* **Action item**:
Would you please copy every line below that includes the string "rank"?

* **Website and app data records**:
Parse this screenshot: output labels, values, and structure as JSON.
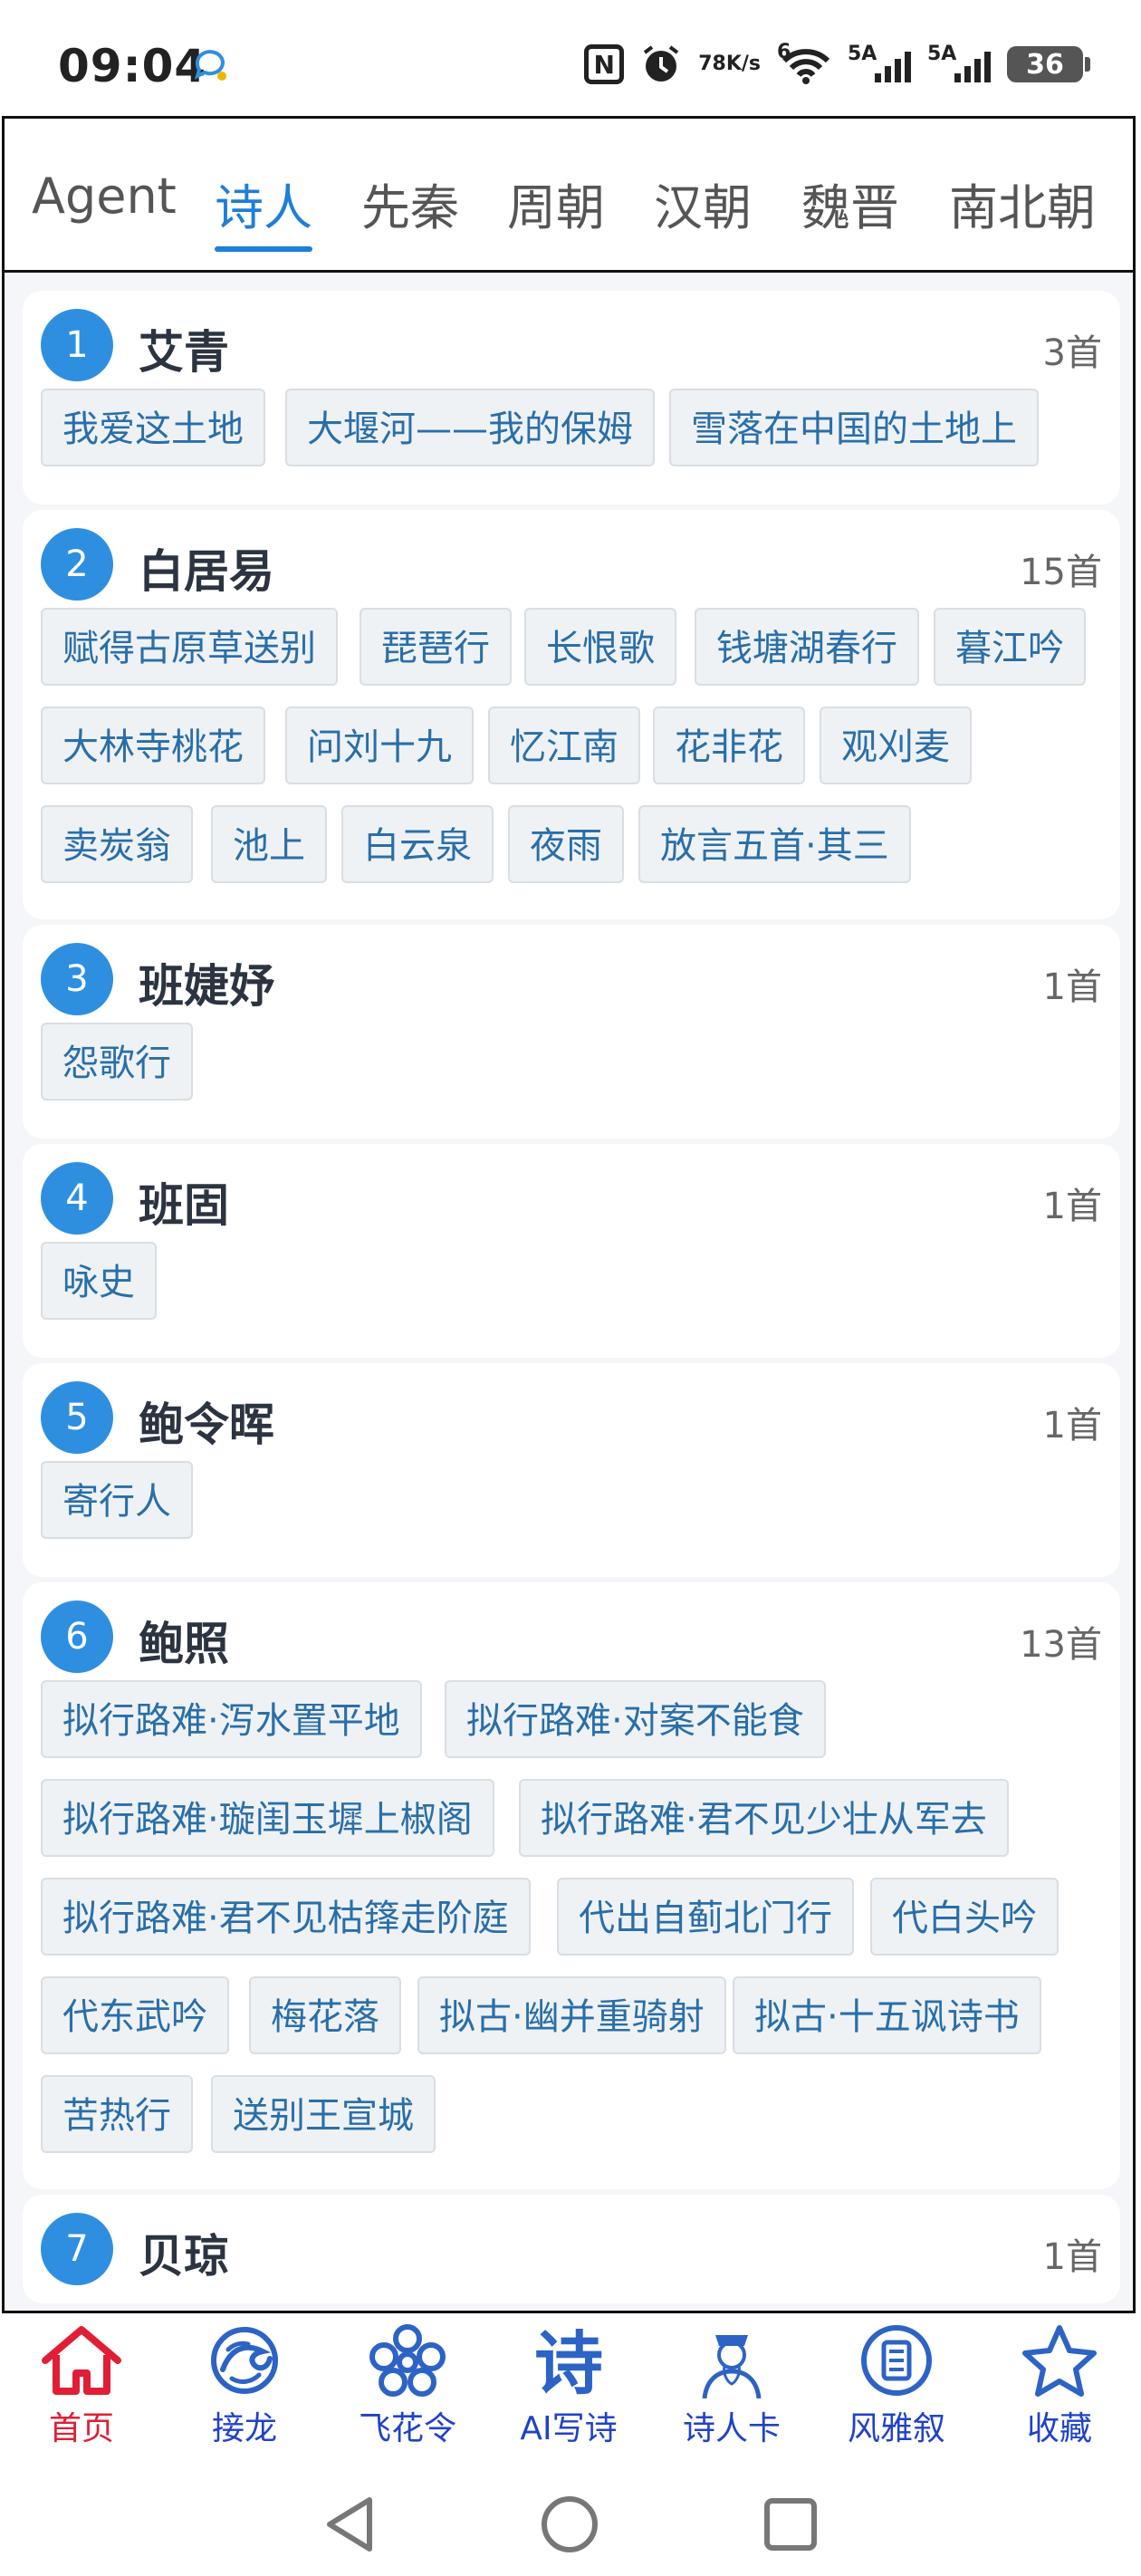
{
  "status_bar": {
    "time": "09:04",
    "network_speed_top": "78",
    "network_speed_bottom": "K/s",
    "wifi_label": "6",
    "sim1_label": "5A",
    "sim2_label": "5A",
    "battery_level": "36"
  },
  "tabs": [
    {
      "label": "Agent",
      "active": false
    },
    {
      "label": "诗人",
      "active": true
    },
    {
      "label": "先秦",
      "active": false
    },
    {
      "label": "周朝",
      "active": false
    },
    {
      "label": "汉朝",
      "active": false
    },
    {
      "label": "魏晋",
      "active": false
    },
    {
      "label": "南北朝",
      "active": false
    }
  ],
  "poets": [
    {
      "rank": "1",
      "name": "艾青",
      "count": "3首",
      "poems": [
        "我爱这土地",
        "大堰河——我的保姆",
        "雪落在中国的土地上"
      ]
    },
    {
      "rank": "2",
      "name": "白居易",
      "count": "15首",
      "poems": [
        "赋得古原草送别",
        "琵琶行",
        "长恨歌",
        "钱塘湖春行",
        "暮江吟",
        "大林寺桃花",
        "问刘十九",
        "忆江南",
        "花非花",
        "观刈麦",
        "卖炭翁",
        "池上",
        "白云泉",
        "夜雨",
        "放言五首·其三"
      ]
    },
    {
      "rank": "3",
      "name": "班婕妤",
      "count": "1首",
      "poems": [
        "怨歌行"
      ]
    },
    {
      "rank": "4",
      "name": "班固",
      "count": "1首",
      "poems": [
        "咏史"
      ]
    },
    {
      "rank": "5",
      "name": "鲍令晖",
      "count": "1首",
      "poems": [
        "寄行人"
      ]
    },
    {
      "rank": "6",
      "name": "鲍照",
      "count": "13首",
      "poems": [
        "拟行路难·泻水置平地",
        "拟行路难·对案不能食",
        "拟行路难·璇闺玉墀上椒阁",
        "拟行路难·君不见少壮从军去",
        "拟行路难·君不见枯箨走阶庭",
        "代出自蓟北门行",
        "代白头吟",
        "代东武吟",
        "梅花落",
        "拟古·幽并重骑射",
        "拟古·十五讽诗书",
        "苦热行",
        "送别王宣城"
      ]
    },
    {
      "rank": "7",
      "name": "贝琼",
      "count": "1首",
      "poems": []
    }
  ],
  "bottom_nav": [
    {
      "label": "首页",
      "icon": "home-icon",
      "active": true
    },
    {
      "label": "接龙",
      "icon": "dragon-icon",
      "active": false
    },
    {
      "label": "飞花令",
      "icon": "flower-icon",
      "active": false
    },
    {
      "label": "AI写诗",
      "icon": "poem-character-icon",
      "active": false
    },
    {
      "label": "诗人卡",
      "icon": "poet-portrait-icon",
      "active": false
    },
    {
      "label": "风雅叙",
      "icon": "scroll-icon",
      "active": false
    },
    {
      "label": "收藏",
      "icon": "star-icon",
      "active": false
    }
  ],
  "colors": {
    "accent": "#1e7fd6",
    "badge": "#2e8fe0",
    "chip_text": "#2a6ea8",
    "nav_active": "#e01e36",
    "nav_inactive": "#2042c8"
  }
}
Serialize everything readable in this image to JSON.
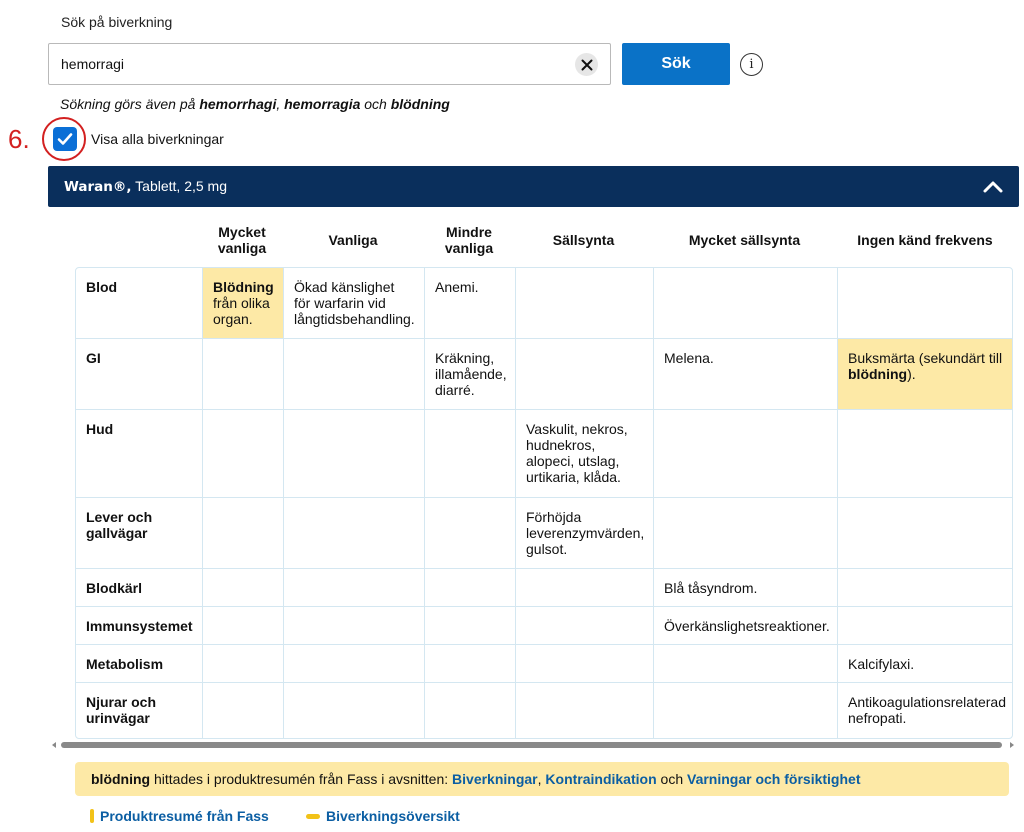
{
  "search": {
    "label": "Sök på biverkning",
    "value": "hemorragi",
    "button_label": "Sök",
    "note_prefix": "Sökning görs även på ",
    "note_term1": "hemorrhagi",
    "note_sep1": ", ",
    "note_term2": "hemorragia",
    "note_sep2": " och ",
    "note_term3": "blödning"
  },
  "annotation": {
    "step": "6."
  },
  "show_all": {
    "label": "Visa alla biverkningar",
    "checked": true
  },
  "product": {
    "brand": "Waran®,",
    "form": " Tablett, 2,5 mg"
  },
  "table": {
    "columns": [
      "Mycket vanliga",
      "Vanliga",
      "Mindre vanliga",
      "Sällsynta",
      "Mycket sällsynta",
      "Ingen känd frekvens"
    ],
    "rows": [
      {
        "organ": "Blod",
        "cells": [
          "",
          "Ökad känslighet för warfarin vid långtidsbehandling.",
          "Anemi.",
          "",
          "",
          ""
        ]
      },
      {
        "organ": "GI",
        "cells": [
          "",
          "",
          "Kräkning, illamående, diarré.",
          "",
          "Melena.",
          ""
        ]
      },
      {
        "organ": "Hud",
        "cells": [
          "",
          "",
          "",
          "Vaskulit, nekros, hudnekros, alopeci, utslag, urtikaria, klåda.",
          "",
          ""
        ]
      },
      {
        "organ": "Lever och gallvägar",
        "cells": [
          "",
          "",
          "",
          "Förhöjda leverenzymvärden, gulsot.",
          "",
          ""
        ]
      },
      {
        "organ": "Blodkärl",
        "cells": [
          "",
          "",
          "",
          "",
          "Blå tåsyndrom.",
          ""
        ]
      },
      {
        "organ": "Immunsystemet",
        "cells": [
          "",
          "",
          "",
          "",
          "Överkänslighetsreaktioner.",
          ""
        ]
      },
      {
        "organ": "Metabolism",
        "cells": [
          "",
          "",
          "",
          "",
          "",
          "Kalcifylaxi."
        ]
      },
      {
        "organ": "Njurar och urinvägar",
        "cells": [
          "",
          "",
          "",
          "",
          "",
          "Antikoagulationsrelaterad nefropati."
        ]
      }
    ],
    "highlight_blod": {
      "bold": "Blödning",
      "rest": " från olika organ."
    },
    "highlight_gi": {
      "prefix": "Buksmärta (sekundärt till ",
      "bold": "blödning",
      "suffix": ")."
    }
  },
  "banner": {
    "keyword": "blödning",
    "text": " hittades i produktresumén från Fass i avsnitten: ",
    "link1": "Biverkningar",
    "sep1": ", ",
    "link2": "Kontraindikation",
    "sep2": " och ",
    "link3": "Varningar och försiktighet"
  },
  "footer": {
    "link1": "Produktresumé från Fass",
    "link2": "Biverkningsöversikt"
  },
  "colors": {
    "primary_button": "#0a72c7",
    "product_bar": "#0a2f5c",
    "highlight": "#fde9a6",
    "link": "#0b5ea3",
    "annotation": "#d32020"
  }
}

* **Solution to this task**:
      "rank": "1",
      "rank": "2",
      "rank": "3",
      "rank": "4",
      "rank": "5",
      "rank": "6",
      "rank": "7",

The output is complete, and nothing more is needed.